6)Guilt and shame are chosen emotions. They’re tough ones to overcome because they whisper evil things to our ego, and ego is a ruthless critic. Looking deeply and compassionately at guilt and shame can ease a lot of internal suffering.

7)When you are able to, offering your compassion and love to another human being may be emotionally risky, but it’s totally worth it.

8) Talking does help. Language helps us process, but it also invites different perspectives and the occasionally necessary reality check.

For those barely able to take the next step through the dark night of their own soul, I wish you peace.

For those of you who care about someone who is going through this, I also wish you peace.

Be kind to yourself and be kind to one another. Be gentle…and stock up on tissue ’cause you’re gonna need it.

When Your Best Isn’t Good Enough

IMG_6406I wasn’t going to write tonight.

What I wanted to do was to turn out the lights, curl up in a ball and shut out the world.

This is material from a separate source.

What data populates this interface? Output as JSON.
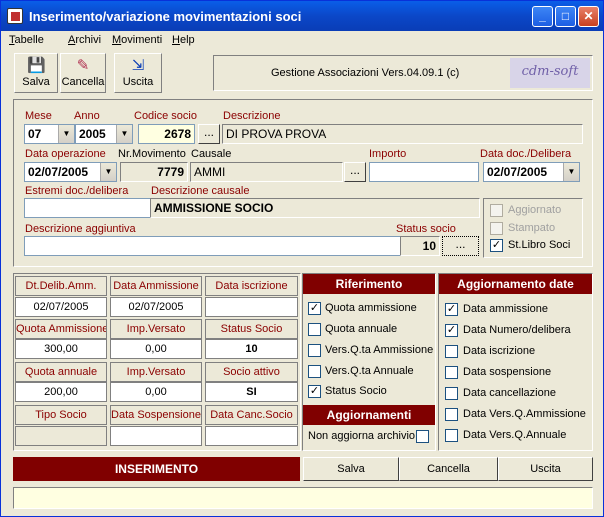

What I really wanted to do was to turn out the lights, curl up in a ball with my sweetheart, and shut out the world, possibly hearing those magic, fairytale words, “It’s ok”.

I don’t have a sweetheart to curl up with, and I can’t sleep. Right now, it’s not ok.

You see, today, despite always trying to be kind, loving and the world’s greatest promoter of open communication, I was hurt by two people very dear to me.

Call it what you will; lying, omission, whatever.

Being played for a fool, and not being trusted with emotional content is the emotional equivalent to tunneling through my heart with a grapefruit spoon. It’s messy, and it hurts like hell.

When someone  isn’t honest with me, I figure it’s for one of two very basic reasons; They’re afraid of being judged, or they’re an asshole.

Very few people I care about would fall into the latter category. So that makes me think that it’s something that I’ve done wrong. I must make them feel like I’m critical…They must think I’m stupid…They must be ashamed and are afraid to tell me…I’m a terrible person who makes people feel like they can’t talk to me….

And so it goes. I beat myself up and feel like my best just isn’t good enough. I feel like I’ve failed the people whom I care the most about.

Guilt, sadness and feeling inadequate; The trifecta of feeling like crap. There is never any rejoicing in being lied to or taken for a fool.

I practice what I preach when it comes to matters of the heart. I leave it all out there every day. I don’t miss an opportunity to let someone know I’m thinking of them, and I always, always, always tell them I love them.

Life is, by the way, a matter of the heart. Just in case you forgot what being a human being is all about and have mistaken it for a game of who can acquire the most stuff, the quality of your character matters, not the quality of your clothing.

I know that being able to open yourself to love is the cost of being loved. In other words, if you put it all out there, like I do, it’s a risk. But it’s a great risk. If you don’t allow yourself to be seen (in the spiritual sense), you don’t allow yourself to be loved, nurtured, or to grow in the warm light of relationship.

As my humble roots might mutter, “If you half-ass it, you’ll get half-assed results”.

For wearing my heart on my sleeve, I’ve had it beaten up, mocked and treated like hell.  It’s a tough old heart, but it’s just as tender on the inside as it was when I was a school girl with the school girl crush, and that’s the way I plan on keeping it.

After all, if you don’t put it out there, the right people will never be able to capture and care for it.

When your best isn’t good enough, it’s ok to be sad, to cry, to feel alone, and to dig your heels in and battle on in the name of all that you believe to be good and true.

 

Clues

walking away

The forgotten hairs after towelling off

curl up in the corners

where wall meets floor

the clues of our lives lay piled thick

remind me that you were here

and now you are not

A coffee stain on the counter

A forgotten toothbrush

The scent left on your pillow in the cavern created by your absence

Hangers empty and drawers gaping like starving mouths

You were here

now you are not

Until it just becomes dust, something to be cleaned up, tossed in the trash

and stretched out upon, lingering and letting go

space waiting for a new dress, old clothes

once again reclaimed

not wanting

just there

Clues about the lives we live.